In its decision, the court dove deeply into the questions of

  1. when a public official’s conduct amounts to state (i.e. “government”) action and
  2. under what circumstances a social media page constitutes a public forum.

The court’s ruling notes that while “there is no specific formula for determining whether state action is present … an official’s conduct is more likely to amount to state action when it ‘occurs in the course of performing an actual or apparent duty of his office.’”

Elaborating, the ruling states, “In the context of an alleged First Amendment violation, in particular, this Court has found that a challenged action by a governmental official is fairly attributable to the state when ‘the sole intention’ of the official in taking the action was ‘to suppress speech critical of his conduct of official duties or fitness for public office.’”

Ultimately, the court’s three-judge panel ruled that because of how Randall administered her Facebook page — using it as a tool of governance, providing information to the public, opening it up to public comments, etc. — she “acted under color of state law” in deleting the comment of a critic and blocking him from the page, thereby violating his First Amendment rights. 

It’s important to note that the Fourth Circuit’s order only controls public officials and agencies in Virginia and nearby states. While other jurisdictions have yet to set precedent on the matter, public officials elsewhere in the country have stopped censoring critics after facing lawsuits.

The Outpost drew Paz Dominguez’s attention to the decision in the Randall case and noted that some might argue that her actions in deleting comments and blocking people were done under color of state law, given that she’d evidently used the page to interact with the public about official county business.

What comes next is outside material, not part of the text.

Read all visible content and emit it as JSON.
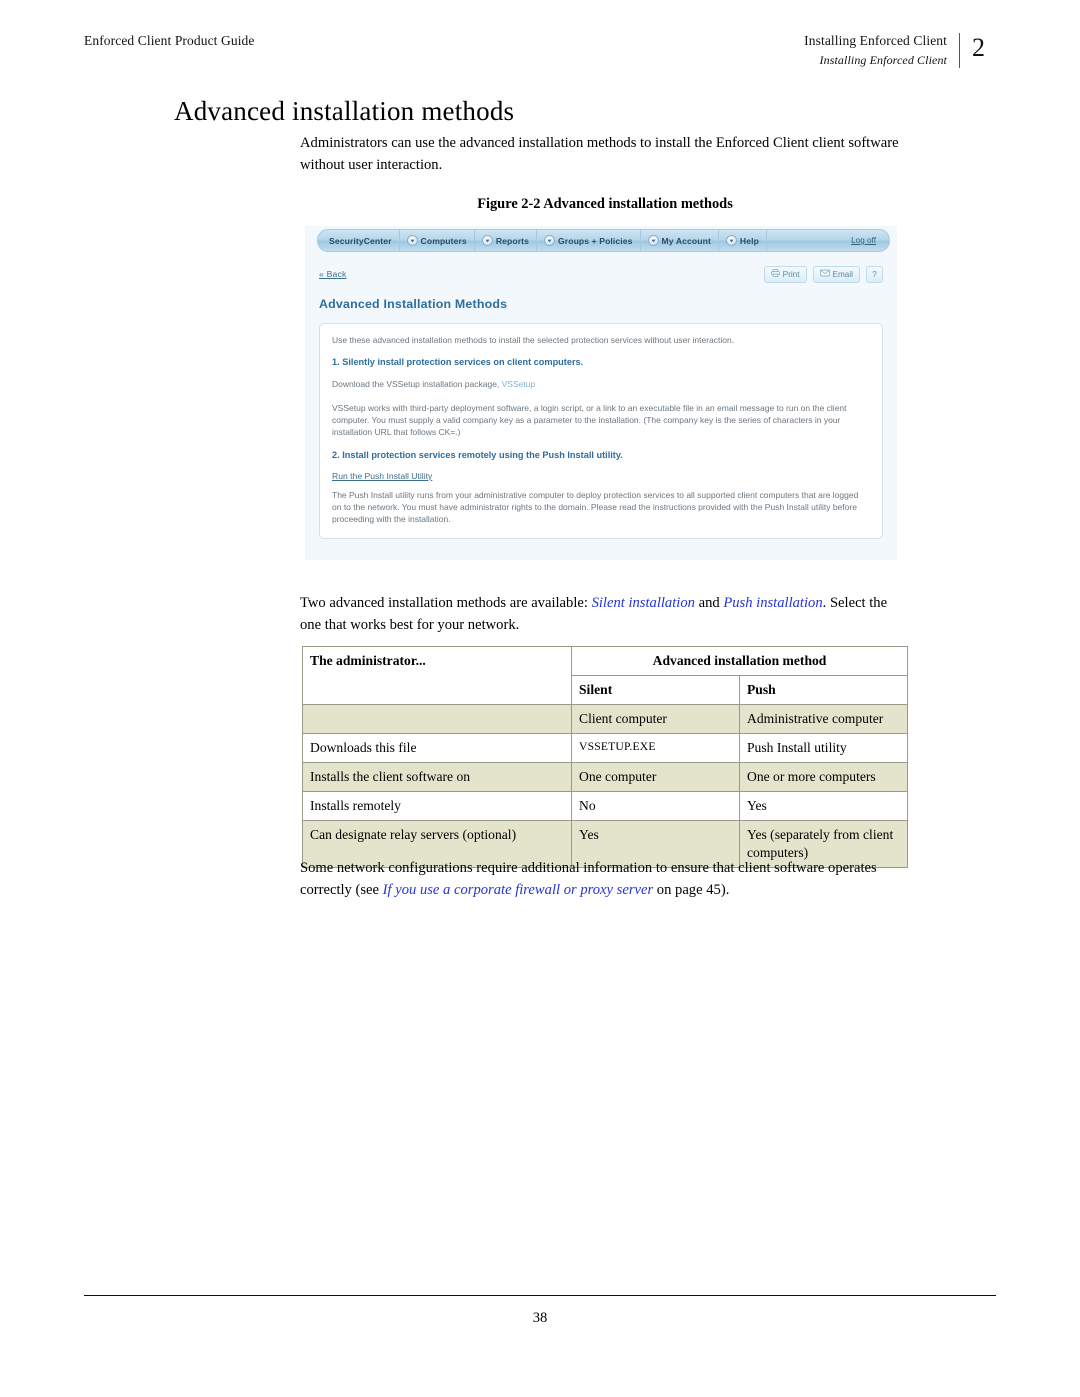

We cited some of the examples noted above.

She replied via email late Tuesday night, saying, “one might argue that something is work-related even if it’s just sharing public County information.”

As for the posts that pertained to official county business, rather than campaign activity, Paz Dominguez said she’d removed them from the page entirely after receiving our inquiry.

“To avoid any further confusion about how my campaign page is used, I’ve gone ahead and removed the old posts you referenced,” she said.

Couldn’t that be considered destroying public records?

Paz Dominguez doesn’t think so. “You can rest assured that I sought the advice of legal counsel prior to doing so and received confirmation that it is appropriate,” she said in a follow-up email. 

In a previous email she said that only two people had been blocked from her page, and that was “due to their abusive conduct and false accusations.” (She later said the number was three, not two.) We asked if she had retained copies of the deleted comments and, if not, if she could specify exactly how they were abusive and false.

She said she did not retain any copies of the comments, adding, “I stand [behind] our decision to not tolerate abusive and harassing comments.”

On Tuesday night, after removing many of her page’s old posts, she added a new one that says the page was created “to share information and updates about Karen Paz Dominguez as a candidate for the office of Auditor-Controller and about the election campaign itself.”

The message continues:

This page is not the official page of the Office of the Auditor-Controller and is not a public forum to discuss official County business. We must take great care when moderating posts and comments on this page as the candidate is also the current elected official. Because of this, we may need to implement additional restrictions so as to not violate the boundaries between County Official and Political Candidate.

Please note that this page is managed by the candidate, the campaign committee members, and volunteers, and we have a zero tolerance policy for abusive and harassing behaviors.